                                                         Completion of the work

452. On the twenty-eighth of the month work was completed, and the following appendix was added to the king's stela:

453. Day 28. The lid of this sarcophagus descended, being a block of 4 cubits, by 8 cubits, by 2 cubits, on coming forth from the work. Cattle were slaughtered, goats were slain, incense put on the fire. Behold, an army of 3,000 sailors of the nomes of the Northland (Delta) followed it in safety to Egypt.


Ancient Records of Egypt: James Breasted 

Pages 242-243

Tuesday, April 12, 2016

Tuesday's Egyptian: Tutankhamun's Diadem

I recently wondered how unreasonable is it to reunite King Tutankhamun with the gold diadem found on his head and removed by Howard Carter, it is after all his. Why should not Tutankhamun be reunited with his magical serpent protectors, his royal symbols of power and authority? I really don't think anything else of his jewelry needs to be on the mummy particularly because of the especially fragile different pieces that make up the mummy likely could not support any other of his jewels.

He alone has come down to us as a bedecked mummy, he alone has come down wearing his crown and should again. Tutankhamun is the worlds most famous Egyptian king and probably the worlds most well known cadaver. His grandfather Amenhotp III was one of the richest men in history(1), at the height of the greatest empire of ancient Egypt.
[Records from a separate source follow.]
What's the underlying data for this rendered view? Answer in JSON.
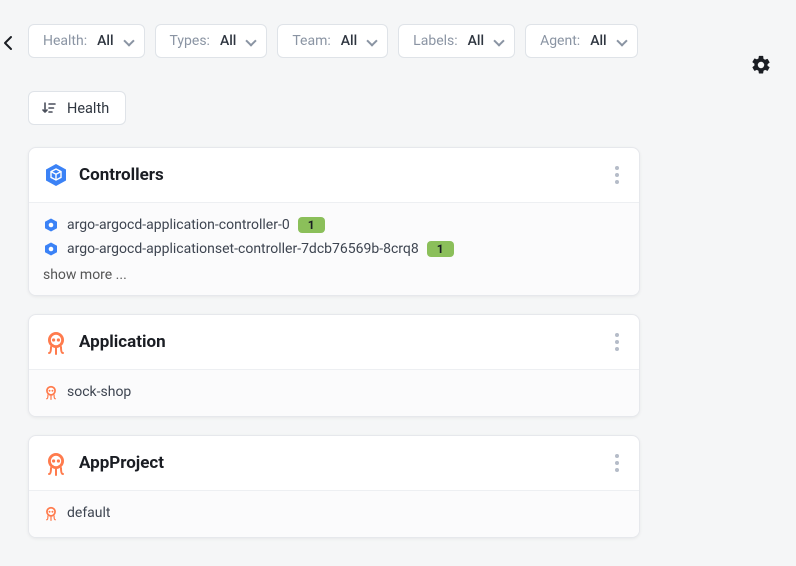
{
  "filters": [
    {
      "label": "Health:",
      "value": "All"
    },
    {
      "label": "Types:",
      "value": "All"
    },
    {
      "label": "Team:",
      "value": "All"
    },
    {
      "label": "Labels:",
      "value": "All"
    },
    {
      "label": "Agent:",
      "value": "All"
    }
  ],
  "sort": {
    "label": "Health"
  },
  "cards": {
    "controllers": {
      "title": "Controllers",
      "items": [
        {
          "name": "argo-argocd-application-controller-0",
          "badge": "1"
        },
        {
          "name": "argo-argocd-applicationset-controller-7dcb76569b-8crq8",
          "badge": "1"
        }
      ],
      "showMore": "show more ..."
    },
    "application": {
      "title": "Application",
      "items": [
        {
          "name": "sock-shop"
        }
      ]
    },
    "appproject": {
      "title": "AppProject",
      "items": [
        {
          "name": "default"
        }
      ]
    }
  }
}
Tutankhamun took to his grave the left over fortunes of one of the richest families in history, though much had been squandered by his father Akhenaten.

Only Tutankhamun can wear his crown again, he stands alone among the pharaoh's. Harry Burton's photo above demonstrates a problem in this seemingly fragile cap under the diadem. This bead cap which probably matched the diadem might be impossible to restore as I imagine the resins used on his mummy have probably destroyed at least parts of the cap.

Can it be recreated with modern materials, and should a replica of the gold diadem be mounted as part of any new display of Tutankhamun's mummy at the future Grand Egyptian Museum?

This mount could be built into the display which would have the added benefit of holding the kings head in place, protecting it. In this way the real one could still be displayed with the other objects belonging to the king. The mummy of King Tutankhamun is the only pharaoh who has come down to the present wearing his protective and precious diadem. It is not unreasonable to suggest the he can be reunited with this part of his regalia and be safer for having it back.


Photo of diadem: Tour Egypt
Harry Burton's photo,(P0813), of the top of Tutankhamun's head  'Copyright; The Griffith Institute, University of Oxford'  The Griffith Institute, Anatomy of an excavation